From October 2011 to December 2012, I saw Bhi Bhiman six or seven times at various venues in Chicago. The stages have varied from the pretty large at Park West, where he opened for Martin Sexton, to the ultra small room at Uncommon Ground. It’s been about a year since the last time, but it was a wait well worth it. He came back to Chicago yesterday to open for Soundgarden’s Chris Cornell at the Cadillac Palace Theatre, a beautiful hall usually reserved for Broadway shows.
In the two years since I first wrote about Bhi, his career has definitely had the biggest upswing of anyone I’ve covered. He was featured as best new artist in Paste Magazine, he toured Europe with Josh Ritter, and he played on Live! With Jools Holland a couple months ago. That’s where he met Chris Cornell, who was also on the show with Soundgarden. Not long after Bhi was asked to open for this solo tour Chris is doing. Just like that he’s playing for huge crowds every night and getting his music into the ears of a lot of people he may not have otherwise.
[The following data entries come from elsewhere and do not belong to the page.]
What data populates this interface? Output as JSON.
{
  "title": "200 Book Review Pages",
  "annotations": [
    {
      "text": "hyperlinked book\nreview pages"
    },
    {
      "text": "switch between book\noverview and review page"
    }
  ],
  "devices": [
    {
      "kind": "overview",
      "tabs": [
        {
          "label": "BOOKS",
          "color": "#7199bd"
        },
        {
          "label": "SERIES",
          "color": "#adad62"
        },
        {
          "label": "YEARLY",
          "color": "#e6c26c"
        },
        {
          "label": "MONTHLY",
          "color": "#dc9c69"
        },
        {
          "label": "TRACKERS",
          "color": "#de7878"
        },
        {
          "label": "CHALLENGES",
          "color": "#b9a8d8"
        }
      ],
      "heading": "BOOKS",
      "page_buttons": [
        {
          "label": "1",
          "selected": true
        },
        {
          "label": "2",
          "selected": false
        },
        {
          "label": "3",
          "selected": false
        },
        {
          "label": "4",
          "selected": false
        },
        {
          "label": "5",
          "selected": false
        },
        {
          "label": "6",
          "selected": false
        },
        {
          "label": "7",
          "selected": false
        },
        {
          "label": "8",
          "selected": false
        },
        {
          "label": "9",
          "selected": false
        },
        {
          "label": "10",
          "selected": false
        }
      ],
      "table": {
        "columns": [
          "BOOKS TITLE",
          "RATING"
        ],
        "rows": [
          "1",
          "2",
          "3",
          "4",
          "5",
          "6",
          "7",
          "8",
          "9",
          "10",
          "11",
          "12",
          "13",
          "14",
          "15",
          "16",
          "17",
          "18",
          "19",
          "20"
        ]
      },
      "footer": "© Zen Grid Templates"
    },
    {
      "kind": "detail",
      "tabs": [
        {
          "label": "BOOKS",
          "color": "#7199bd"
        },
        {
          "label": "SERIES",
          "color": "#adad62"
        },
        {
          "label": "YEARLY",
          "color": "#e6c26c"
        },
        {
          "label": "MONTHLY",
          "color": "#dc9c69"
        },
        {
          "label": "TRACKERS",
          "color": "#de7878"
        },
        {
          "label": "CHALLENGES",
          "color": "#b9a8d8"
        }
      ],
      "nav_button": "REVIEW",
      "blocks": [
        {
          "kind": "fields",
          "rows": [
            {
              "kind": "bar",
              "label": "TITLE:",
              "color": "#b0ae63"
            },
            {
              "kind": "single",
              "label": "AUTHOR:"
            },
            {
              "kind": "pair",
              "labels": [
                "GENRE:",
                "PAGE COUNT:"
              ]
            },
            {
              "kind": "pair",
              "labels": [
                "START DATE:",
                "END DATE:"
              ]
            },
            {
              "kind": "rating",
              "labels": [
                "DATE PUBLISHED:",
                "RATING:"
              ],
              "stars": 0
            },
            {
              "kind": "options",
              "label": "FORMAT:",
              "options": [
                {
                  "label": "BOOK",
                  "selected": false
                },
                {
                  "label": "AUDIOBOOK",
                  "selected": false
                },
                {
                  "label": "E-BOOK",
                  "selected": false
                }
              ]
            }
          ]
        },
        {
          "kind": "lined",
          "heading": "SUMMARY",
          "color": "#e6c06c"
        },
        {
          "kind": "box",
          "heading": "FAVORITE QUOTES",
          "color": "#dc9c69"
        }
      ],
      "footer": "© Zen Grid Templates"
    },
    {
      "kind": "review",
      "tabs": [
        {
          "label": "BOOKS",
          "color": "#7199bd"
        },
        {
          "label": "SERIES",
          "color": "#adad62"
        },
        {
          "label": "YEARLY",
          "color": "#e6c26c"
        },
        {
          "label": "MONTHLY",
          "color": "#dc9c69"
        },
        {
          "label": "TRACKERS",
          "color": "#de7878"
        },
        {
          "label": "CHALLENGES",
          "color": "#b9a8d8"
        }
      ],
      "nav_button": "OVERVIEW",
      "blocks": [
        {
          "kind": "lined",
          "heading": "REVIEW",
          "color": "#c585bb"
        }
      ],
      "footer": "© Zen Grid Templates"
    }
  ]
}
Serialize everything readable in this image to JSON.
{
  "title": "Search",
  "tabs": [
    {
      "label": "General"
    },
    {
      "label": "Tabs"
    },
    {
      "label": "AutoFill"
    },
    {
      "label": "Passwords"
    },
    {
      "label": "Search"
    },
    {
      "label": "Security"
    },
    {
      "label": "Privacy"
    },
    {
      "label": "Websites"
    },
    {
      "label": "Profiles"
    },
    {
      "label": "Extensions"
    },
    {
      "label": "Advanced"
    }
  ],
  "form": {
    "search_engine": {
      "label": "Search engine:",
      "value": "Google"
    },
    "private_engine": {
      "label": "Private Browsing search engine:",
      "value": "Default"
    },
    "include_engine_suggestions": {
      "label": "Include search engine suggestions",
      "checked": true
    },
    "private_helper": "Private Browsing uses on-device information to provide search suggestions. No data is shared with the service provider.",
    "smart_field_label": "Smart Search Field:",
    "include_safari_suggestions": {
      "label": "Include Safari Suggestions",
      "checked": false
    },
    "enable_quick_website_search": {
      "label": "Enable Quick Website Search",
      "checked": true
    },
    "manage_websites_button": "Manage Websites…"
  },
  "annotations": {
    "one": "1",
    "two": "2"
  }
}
The crowd at Cadillac Palace was fairly receptive. There were some sound issues at first that made “Kimchee Line” come out a bit muddy, but it got better as the set went on. The audience would tune in and out depending on what Bhi was singing-there was a lot of talking behind me, but whenever he got to a line in a song that was funny, everyone would crack up (I guess some people can pay attention while talking during a show). We sat next to Bhi’s dad and behind his mom. Really sweet people, obviously very proud of their son. The song “It’s Cold Out Here” takes on a whole new level once you’ve met the woman he’s singing about.
The set was a good mix of stuff from his first two albums. “Kimchee Line” was the opener, as I mentioned, and he also played “Out In The Streets,” “It’s Cold Out Here,” “Equal In My Tea,” “Crime Of Passion” which is my favorite, “Guttersnipe,” and he ended with a cover of the Dire Straits classic “Walk Of Life,” which can be found on his EP Substitute Preacher. The last song required some audience participation in the form of whistling the sports organ part (lots of good whistlers in Chicago!).
My favorite part of seeing Bhi play always comes after his set when we get to say hi for a couple minutes. He’s such a nice guy, and he seems to be rolling with all these little leaps forward without letting it go to his head at all. It was fun to hear his dad talk about how much Bhi liked Soundgarden when he was younger, comparing it to meeting Brando. He also said Bhi liked AC/DC a ton, so I’m waiting for the next Bhiman album that sheds the acoustic for a shredding ax.
If you haven’t checked out Bhiman’s music yet, you definitely need to. He’s a great singer and an amazing songwriter His self-titled album was produced by Sam Kassirer, who has also produced Kingsley Flood, The David Wax Museum, and of course produces and plays keys for Josh Ritter. Both Bhiman and The Cookbook are available to hear on Spotify, but I would encourage you to just buy them anyway. You can check out his upcoming tour dates with Cornell here. If you have the night he’s playing in your town open, treat yourself with some brilliant music.